Module 5: young people, society and AOD: learner's workbook

Possible answers for writing exercise questions

Page last updated: 2004

Topic 4
Topic 6
Topic 7

Topic 4

4.1 Legal drug use by young people

Question - What might be some of the reasons that many young people tend to use legal drugs such as alcohol and tobacco as their drugs of choice?

Possible answers include:
  • relative low cost
  • easy availability
  • modelling by parents and peers
  • marketing
  • fear of illicit drugs

4.3 Tobacco and alcohol use among young people

Question - What are the most likely places for young people to consume alcohol?

Answer - The top five places where young people consume alcohol are:
  1. at parties
  2. at a friend's house
  3. at home
  4. at licensed premises (e.g. clubs and bars)
  5. in cafes and restaurants.
  • Young women (14-18-year-olds) are more likely to drink at parties, at clubs, at work and in educational institutions (e.g. universities), than are young males. This suggests a more social aspect to their drinking.

  • Young men of the same age are more likely to drink at home, in cars and at friend's houses. However, the most common place for both males and females to drink is at parties.

  • Adults are more likely to consume alcohol at home.
Top of page

4.4 Marketing of alcohol and tobacco to young people

Question - Identify some commercials that target a younger market.

Possible answers include:
  • Archers
  • Bacardi Breezers
  • Midori Illusions
  • Stolleys

4.6 Information sources on AOD use

Question - Think about the sort of information you need to find. Make a list of organisations and services in your local area that might gather relevant statistics.

Possible sources of relevant data include:
  • police data on the extent of drug use and drug-related crime
  • hospital and other health services data on drug overdose and other drug-related health problems
  • Coroner's Court data on drug-related mortality
  • Ambulance Service data on non-fatal overdose
  • alcohol and other drug agency data, such as treatment and referral statistics
  • needle and syringe program data
  • local court data on drug offences
  • school information on student drug use, truancy and so on
  • local media stories on drug-related issues in the community.

4.7 Crime and AOD use

Question - Where are young people most likely to smoke cannabis?

Possible answers include - In order of popularity:
  • friend's house
  • parties
  • own home
  • public places - e.g. park, beach
  • carTop of page

Topic 6

6.1 What is harm minimisation

Question - Does your agency have a policy on harm minimisation? If so, briefly outline the policy. Reflect on any harm minimisation strategies that you currently use in your work with young people. Do you think these strategies work well for the young people that you work with? Consider the reasons for your response.
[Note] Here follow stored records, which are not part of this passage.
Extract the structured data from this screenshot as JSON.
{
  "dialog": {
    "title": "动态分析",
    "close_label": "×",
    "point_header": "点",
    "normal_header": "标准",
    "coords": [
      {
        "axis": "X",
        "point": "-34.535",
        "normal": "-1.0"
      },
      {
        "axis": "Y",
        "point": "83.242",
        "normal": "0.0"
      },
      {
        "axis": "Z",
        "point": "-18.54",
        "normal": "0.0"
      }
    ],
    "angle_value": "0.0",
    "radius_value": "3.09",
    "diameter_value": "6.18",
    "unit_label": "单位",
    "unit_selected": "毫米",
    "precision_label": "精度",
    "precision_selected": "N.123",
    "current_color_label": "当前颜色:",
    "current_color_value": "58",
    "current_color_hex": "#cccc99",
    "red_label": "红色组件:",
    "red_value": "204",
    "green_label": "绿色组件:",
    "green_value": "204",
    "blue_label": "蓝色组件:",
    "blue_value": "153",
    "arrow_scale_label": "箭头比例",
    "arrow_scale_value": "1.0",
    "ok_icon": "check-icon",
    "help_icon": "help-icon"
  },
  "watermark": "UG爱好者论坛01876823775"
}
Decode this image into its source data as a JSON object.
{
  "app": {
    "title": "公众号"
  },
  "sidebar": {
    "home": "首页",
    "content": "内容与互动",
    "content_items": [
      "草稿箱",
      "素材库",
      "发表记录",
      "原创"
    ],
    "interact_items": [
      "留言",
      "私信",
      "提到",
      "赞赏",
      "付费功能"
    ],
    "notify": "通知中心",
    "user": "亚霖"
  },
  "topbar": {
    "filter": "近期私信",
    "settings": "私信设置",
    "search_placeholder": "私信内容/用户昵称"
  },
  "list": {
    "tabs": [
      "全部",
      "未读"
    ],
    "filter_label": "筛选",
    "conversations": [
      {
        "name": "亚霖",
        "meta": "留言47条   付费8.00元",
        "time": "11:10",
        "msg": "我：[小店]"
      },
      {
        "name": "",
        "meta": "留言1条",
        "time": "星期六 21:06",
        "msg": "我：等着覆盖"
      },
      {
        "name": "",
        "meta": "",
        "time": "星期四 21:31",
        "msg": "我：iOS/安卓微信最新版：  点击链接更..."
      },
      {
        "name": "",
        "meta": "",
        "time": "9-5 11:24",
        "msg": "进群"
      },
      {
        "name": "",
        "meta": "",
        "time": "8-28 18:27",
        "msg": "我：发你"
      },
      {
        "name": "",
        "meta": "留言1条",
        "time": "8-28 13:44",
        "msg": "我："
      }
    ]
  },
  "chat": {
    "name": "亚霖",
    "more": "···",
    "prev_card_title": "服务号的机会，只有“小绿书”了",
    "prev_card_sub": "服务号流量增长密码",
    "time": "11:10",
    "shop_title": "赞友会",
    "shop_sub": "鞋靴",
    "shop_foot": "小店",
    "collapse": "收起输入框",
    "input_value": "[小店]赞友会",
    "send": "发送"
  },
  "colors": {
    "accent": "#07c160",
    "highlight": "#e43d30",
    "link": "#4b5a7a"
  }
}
Answer - Harm minimisation strategies can be categorised into three areas:
  • Harm reduction - strategies that aim to reduce the harm from drugs for both individuals and communities. These strategies do not necessarily aim to stop drug use. Examples include needle syringe services, methadone maintenance, brief interventions and peer education.
  • Supply reduction - strategies aimed at reducing the production and supply of illicit drugs. Examples include legislation and law enforcement.
  • Demand reduction - strategies aimed at preventing the uptake of harmful drug use. Examples include community development projects and media campaigns.
Question - Suppose that a new illicit drug called Mafu has become a problem in your community. It is a type of amphetamine with a range of negative side effects and has been the cause of sudden death in number of new users. You have been appointed to lead the taskforce in tackling the Mafu issue. What factors would you consider in attempting to reduce the harm associated with using Mafu?

Possible factors to be considered include:
  • the different patterns of use discussed in Schaeffer's model (i.e. experimental, recreational, social, regular and dependent)
  • who is your target group and what you want to achieve
  • types of strategies you could use – harm reduction, demand reduction, supply reduction
  • different parts of the system that you could target.

Topic 7

7.3 Key stakeholders in the AOD sector

Question - Can you think of some key stakeholders in your local community?

Some examples of stakeholders include:
  • alcohol and other drug workers
  • police
  • residents
  • drug users or their representatives
  • lawyers
  • local government officers
  • youth workers and the young people they work with
  • hotel licensees
  • pharmacists
  • school teachers
  • general practitioners
  • traders
Top of page

7.4 Legislation that impacts on work with young people

Question - Suggest some ways in which a young person might come to harm in your organisation?

Possible answers include:
  • Physical injury (from an unsafe environment)
  • Physical injury (as a result of violence from other young people or workers)
  • Sexual abuse (by another person or a worker)
  • Infectious disease
  • Misinformation